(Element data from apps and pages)
▬▬▬▬▬▬
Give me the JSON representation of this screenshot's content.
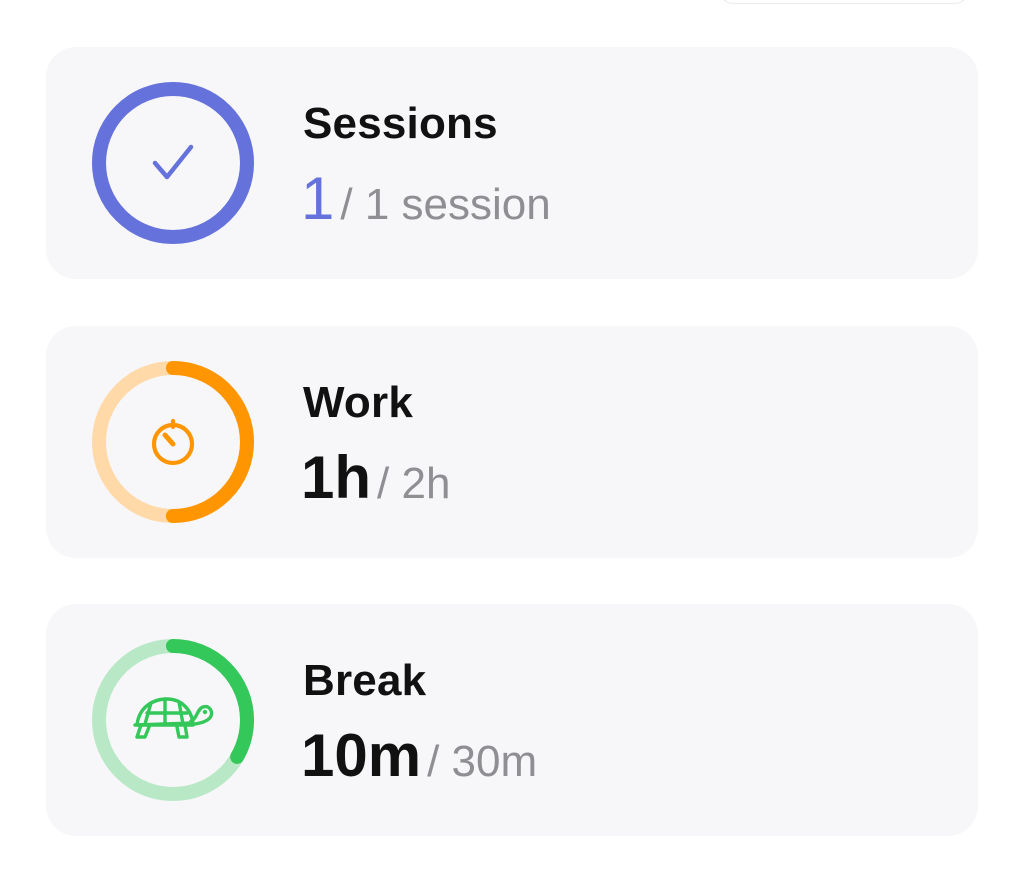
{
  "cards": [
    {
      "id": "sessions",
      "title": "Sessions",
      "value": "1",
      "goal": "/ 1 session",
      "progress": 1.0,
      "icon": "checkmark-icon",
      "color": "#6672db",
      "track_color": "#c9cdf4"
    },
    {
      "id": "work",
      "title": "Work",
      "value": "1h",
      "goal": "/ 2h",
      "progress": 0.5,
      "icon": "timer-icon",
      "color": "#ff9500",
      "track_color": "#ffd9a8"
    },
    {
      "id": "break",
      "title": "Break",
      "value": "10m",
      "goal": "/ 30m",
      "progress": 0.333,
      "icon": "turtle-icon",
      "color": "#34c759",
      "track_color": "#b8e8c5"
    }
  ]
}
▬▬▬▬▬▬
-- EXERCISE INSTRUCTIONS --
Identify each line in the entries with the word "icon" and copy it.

-- EXERCISE OUTPUT --
      "icon": "checkmark-icon",
      "icon": "timer-icon",
      "icon": "turtle-icon",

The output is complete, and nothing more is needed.